months, extendable to one year, and a report has to be submitted to the
appropriate court having jurisdiction, with a copy being sent to the Lokpal.
Every investigation report must be considered by a bench
consisting of not less than three members of the Lokpal and, after obtaining the
comments of the public functionary, the Lokpal may grant sanction to its own
prosecution wing, or to the investigating agency, to file a charge sheet before
the special court, or direct filing of a closure report, or direct initiation of
departmental proceedings against the concerned public servant.
Apart from providing the Lokpal with its own prosecution
wing,9 the bill provides for amending the Delhi Special Police Establishment
Act, 1946 to set up a Directorate of Prosecution headed by a Director of
Prosecution under the overall control of the CBI director.
For the purpose of deciding cases arising out of the
Prevention of Corruption Act (PCA), 1988, the bill provides for setting up of
special courts. All trials in the special courts have to be ordinarily completed
within one year, extendable to two years for reasons to be recorded in writing.
Selecting Members of the Lokpal: The Lokpal chairperson and
its eight members will be selected by a committee consisting of the prime
minister, the speaker of the Lok Sabha, the leader of opposition in the Lok
Sabha, the chief justice of India (CJI) or a judge of the Supreme Court
nominated by the CJI, and one eminent jurist, as recommended by the other four
members of the committee. A search committee of at least seven members will be
constituted to shortlist a panel of eligible candidates for the post of
chairperson and members of the Lokpal. This panel would be put up to the
selection committee. At least half the members of the search committee,13 and of
the Lokpal,14 must be from amongst persons belonging to the scheduled castes,
the scheduled tribes, Other Backward Classes, minorities and women.
Critique of the Act
The appropriateness and efficacy of the Act can be determined by applying the
five-point test: are the institutions and processes proposed to be set up under
(a) Adequately independent of the government and others whom they are
mandated to scrutinise, so that they can function without interference,
pressure, and conflict of interest;
(b) Adequately empowered to detect, investigate and prosecute cases of

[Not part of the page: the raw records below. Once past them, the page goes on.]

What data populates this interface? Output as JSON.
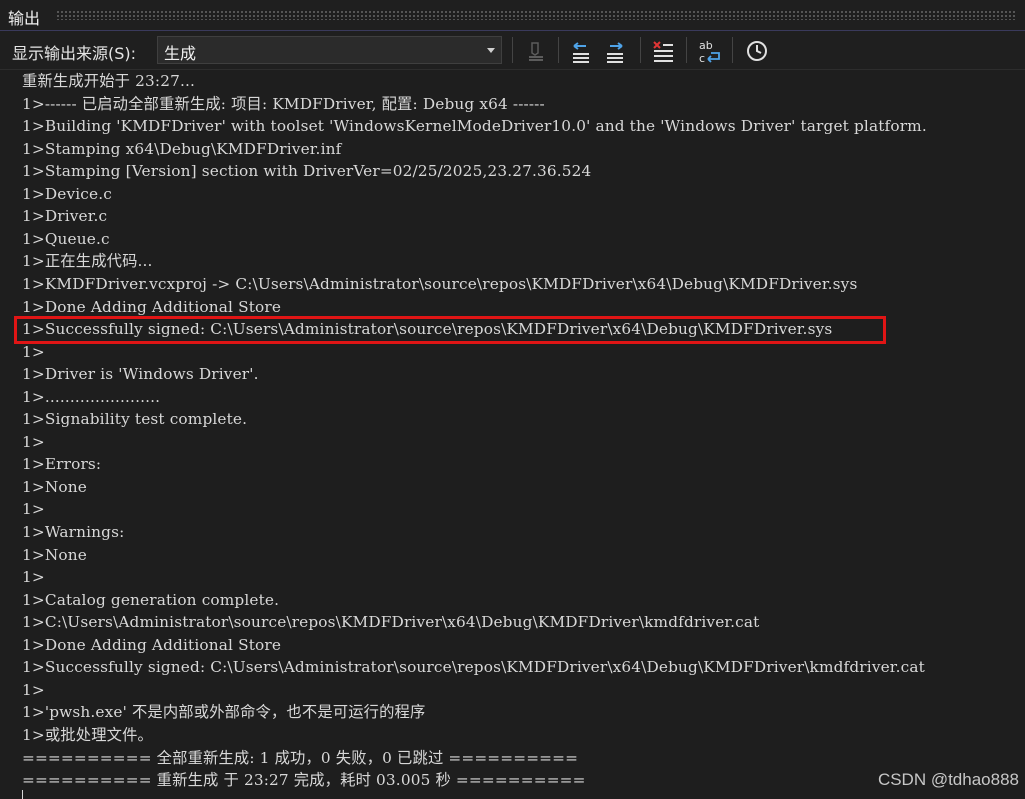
{
  "window": {
    "title": "输出"
  },
  "toolbar": {
    "source_label": "显示输出来源(S):",
    "source_value": "生成",
    "icons": [
      "find-message-icon",
      "go-to-previous-icon",
      "go-to-next-icon",
      "clear-all-icon",
      "word-wrap-icon",
      "clock-icon"
    ]
  },
  "output": {
    "lines": [
      "重新生成开始于 23:27...",
      "1>------ 已启动全部重新生成: 项目: KMDFDriver, 配置: Debug x64 ------",
      "1>Building 'KMDFDriver' with toolset 'WindowsKernelModeDriver10.0' and the 'Windows Driver' target platform.",
      "1>Stamping x64\\Debug\\KMDFDriver.inf",
      "1>Stamping [Version] section with DriverVer=02/25/2025,23.27.36.524",
      "1>Device.c",
      "1>Driver.c",
      "1>Queue.c",
      "1>正在生成代码...",
      "1>KMDFDriver.vcxproj -> C:\\Users\\Administrator\\source\\repos\\KMDFDriver\\x64\\Debug\\KMDFDriver.sys",
      "1>Done Adding Additional Store",
      "1>Successfully signed: C:\\Users\\Administrator\\source\\repos\\KMDFDriver\\x64\\Debug\\KMDFDriver.sys",
      "1>",
      "1>Driver is 'Windows Driver'.",
      "1>.......................",
      "1>Signability test complete.",
      "1>",
      "1>Errors:",
      "1>None",
      "1>",
      "1>Warnings:",
      "1>None",
      "1>",
      "1>Catalog generation complete.",
      "1>C:\\Users\\Administrator\\source\\repos\\KMDFDriver\\x64\\Debug\\KMDFDriver\\kmdfdriver.cat",
      "1>Done Adding Additional Store",
      "1>Successfully signed: C:\\Users\\Administrator\\source\\repos\\KMDFDriver\\x64\\Debug\\KMDFDriver\\kmdfdriver.cat",
      "1>",
      "1>'pwsh.exe' 不是内部或外部命令，也不是可运行的程序",
      "1>或批处理文件。",
      "========== 全部重新生成: 1 成功，0 失败，0 已跳过 ==========",
      "========== 重新生成 于 23:27 完成，耗时 03.005 秒 =========="
    ]
  },
  "watermark": "CSDN @tdhao888",
  "colors": {
    "highlight": "#e01515",
    "background": "#1e1e1e",
    "text": "#d8d8d8"
  }
}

(c) With adequate jurisdiction, so that no category of public servant is
exempt from effective scrutiny;
(d) Adequately accountable to the people of India; and
(e) Yet, practical and realistically workable?